This book was sent to me as part of a Secret Santa bookswap at the end of last year. I am, always, willing to give a good crime novel a go and discover new authors, so was intrigued to see what was in store for me.
The setting for this novel is Edinburgh – such an atmospheric city and one that does seem to inspire some wonderful crime novels. Our detectives, DI Callanach and DCI Ava Turner, are called in to investigate the death of a man who only a week before had been talked out of committing suicide – so maybe this is not suspicious, this time he actually went through with it? Until there are a number of other deaths – clearly murders – of people who have been known to consider taking their own lives.
Alongside this, the handsome-but-troubled Callanach is dealing with his own demons – and could even find himself a suspect in a murder investigation.
I really enjoyed this novel as a good piece of crime fiction. I did work out the culprit for one of the mysteries (possibly due to my love of crime novels), but was completely in the dark for the other.
This has all the ingredients of a good modern thriller: secrets, well-crafted characters, pace and complex romance.
I have read this as a standalone novel, although it is a series and this is not the first book, but I am keen to read the others. Another set of titles for the ever-growing to-be-read pile.
This was a book that I found a little bit frustrating. It was almost a Black Sheep read for me; I was clost to giving up at about 20% of the way through, but I powered on. I am glad that I did , as by the end it was gripping page-turner. Just a bit of a shame it took a while to get there.
I am not going to share any spoilers. The idea of the novel is excellent – if a man does not call in this day and age, could it lead you to become obsessed with other ways of contacting them? Could that lead to you feeling as though you see them everywhere?
However, the really clever thing about this book is how Rosie Walsh leads the reader on some great false paths. As the tale unfolds, she reveals some real surprises and so many things are not quite as they seem. This is what made me appreciate that I had not given up on the book.

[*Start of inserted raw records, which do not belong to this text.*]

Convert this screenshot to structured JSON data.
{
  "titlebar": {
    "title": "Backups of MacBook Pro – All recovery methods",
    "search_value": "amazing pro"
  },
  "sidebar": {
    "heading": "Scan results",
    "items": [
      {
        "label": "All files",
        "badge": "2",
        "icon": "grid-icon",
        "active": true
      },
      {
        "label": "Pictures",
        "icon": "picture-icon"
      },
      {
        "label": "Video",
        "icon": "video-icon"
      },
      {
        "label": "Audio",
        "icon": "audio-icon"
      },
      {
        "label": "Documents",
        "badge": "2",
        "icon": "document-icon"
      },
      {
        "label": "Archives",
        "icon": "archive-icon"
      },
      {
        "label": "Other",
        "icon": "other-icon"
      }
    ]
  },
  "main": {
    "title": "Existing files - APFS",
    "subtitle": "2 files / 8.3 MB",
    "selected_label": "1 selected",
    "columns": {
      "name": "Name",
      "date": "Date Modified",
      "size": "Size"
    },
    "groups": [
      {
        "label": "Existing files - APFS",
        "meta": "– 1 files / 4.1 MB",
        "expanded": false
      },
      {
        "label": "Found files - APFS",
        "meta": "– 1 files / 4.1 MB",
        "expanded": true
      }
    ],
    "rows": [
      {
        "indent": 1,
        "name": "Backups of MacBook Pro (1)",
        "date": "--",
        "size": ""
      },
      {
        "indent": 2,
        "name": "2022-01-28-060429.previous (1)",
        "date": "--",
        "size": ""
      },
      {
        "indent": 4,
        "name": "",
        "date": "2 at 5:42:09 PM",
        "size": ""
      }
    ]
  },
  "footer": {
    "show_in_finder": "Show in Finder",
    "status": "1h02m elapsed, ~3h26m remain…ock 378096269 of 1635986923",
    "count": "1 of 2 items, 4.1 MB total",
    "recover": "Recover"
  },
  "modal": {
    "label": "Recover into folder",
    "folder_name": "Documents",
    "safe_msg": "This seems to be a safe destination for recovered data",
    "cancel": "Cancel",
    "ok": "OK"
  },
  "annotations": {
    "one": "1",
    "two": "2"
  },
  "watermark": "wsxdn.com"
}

For me, there were just a few chapters which were not essentila to the take and caused my attention to wobble a little. Especially as this was my read on the commute, which means I really need my attention held at all times.
Have you read ‘The Man Who Didn’t Call’? What were your thoughts?